Portrait of Kepler by an unknown artist, 1610
|Born||December 27, 1571|
|Died||November 15, 1630 (aged 58)|
Free Imperial City of Regensburg, Holy Roman Empire
|Residence||Württemberg; Styria; Bohemia; Upper Austria|
|Alma mater||Tübinger Stift, University of Tübingen|
|Known for||Kepler's laws of planetary motion|
|Fields||Astronomy, astrology, mathematics and natural philosophy|
|Doctoral advisor||Michael Maestlin|
|Influenced||Sir Isaac Newton|
He was Tycho Brahe's apprentice. Tycho Brahe looked at the way the planets moved in the sky. Johannes Kepler found a simple way to say how the planets move. Kepler also studied other things like Kepler's supernova.
How the planets move[change | change source]
A planet moves along a path called an orbit. Kepler used three laws to say what form the path has and how fast the planet moves
- Kepler's first law says that the form of the path is an ellipse, an oval or flattened circle that has two centres. The Sun is in one of the centers of the ellipse. Before Kepler, astronomers thought that planets moved in circles within circles (epicycles) according to the system of Claudius Ptolemy with Earth at the middle of the biggest circle.
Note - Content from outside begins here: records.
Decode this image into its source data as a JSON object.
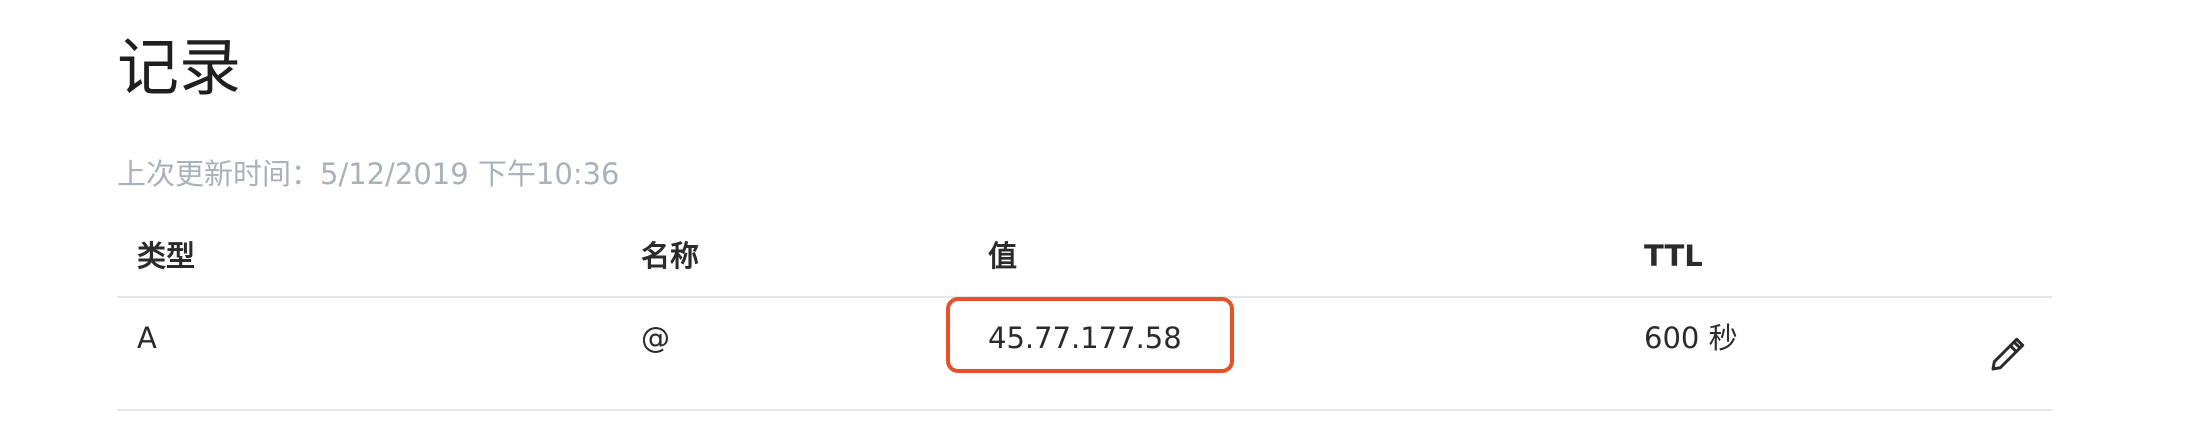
{
  "page": {
    "title": "记录",
    "last_updated": "上次更新时间：5/12/2019 下午10:36"
  },
  "table": {
    "columns": {
      "type": "类型",
      "name": "名称",
      "value": "值",
      "ttl": "TTL"
    },
    "rows": [
      {
        "type": "A",
        "name": "@",
        "value": "45.77.177.58",
        "ttl": "600 秒",
        "action_icon": "pencil-icon"
      }
    ]
  },
  "colors": {
    "highlight_border": "#e8502a",
    "muted_text": "#a9b1bb",
    "divider": "#e3e6ea"
  }
}
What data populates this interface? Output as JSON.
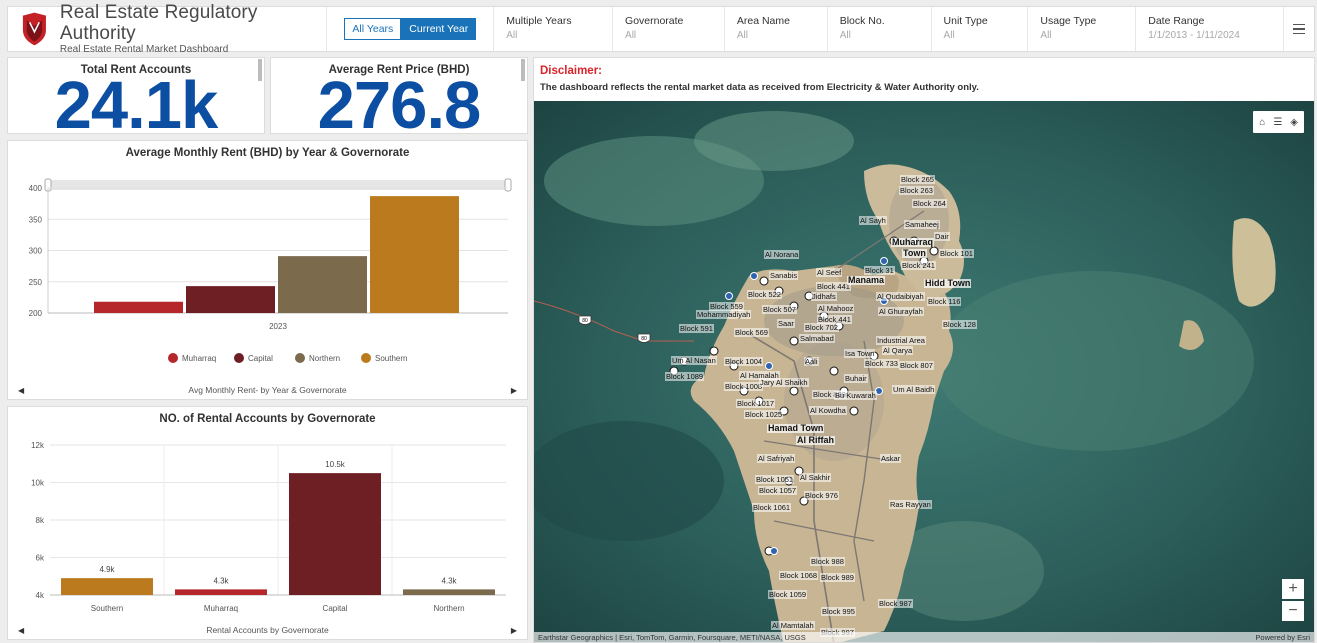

- Kepler's second law says how fast the planet moves around the ellipse. When the planet is closer to the Sun, it moves faster. When it is farther from the Sun, it moves slower. If there is a line between the planet and the Sun, the line sweeps out an area as it follows the planet. The area it sweeps out in one day is always the same. Before Kepler, astronomers thought that planets always moved at the same speed along the circles.
- Kepler's third law says how fast different planets move. A planet that is farther from the Sun moves slower than a planet that is closer to the Sun. If a person multiplies the time (T) it takes for a planet to go around the Sun by itself (T2), that number is proportional to the distance (d) of a planet to the Sun multiplied by itself twice (d3).
Kepler published the first two laws in 1609, and the third in 1619.
Writings by Kepler[change | change source]
- Mysterium cosmographicum (The Sacred Mystery of the Cosmos) (1596)
- Astronomia nova (New Astronomy) (1609)
- Epitome astronomiae Copernicanae (Epitome of Copernican Astronomy) (published in three parts from 1618–1621)
- Harmonice Mundi (Harmony of the Worlds) (1619)
- Mysterium cosmographicum (The Sacred Mystery of the Cosmos) 2nd Edition (1621)
- Tabulae Rudolphinae (Rudolphine Tables) (1627)
- Somnium (The Dream) (1634)
Related pages[change | change source]
Sources[change | change source]
- Caspar, Max. 1993. Kepler. transl. and ed. by C. Doris Hellman; with a new introduction and references by Owen Gingerich; bibliographic citations by Owen Gingerich and Alain Segonds. New York: Dover. ISBN 0-486-67605-6
- Gingerich, Owen. 1993. The Eye of Heaven: Ptolemy, Copernicus, Kepler. American Institute of Physics. ISBN 0-88318-863-5
- Gingerich, Owen 1973. "Kepler, Johannes". In Dictionary of Scientific Biography, Volume VII. Charles Coulston Gillispie, editor. New York: Scribner's.
Other websites[change | change source]
|Wikimedia Commons has media related to Johannes Kepler.|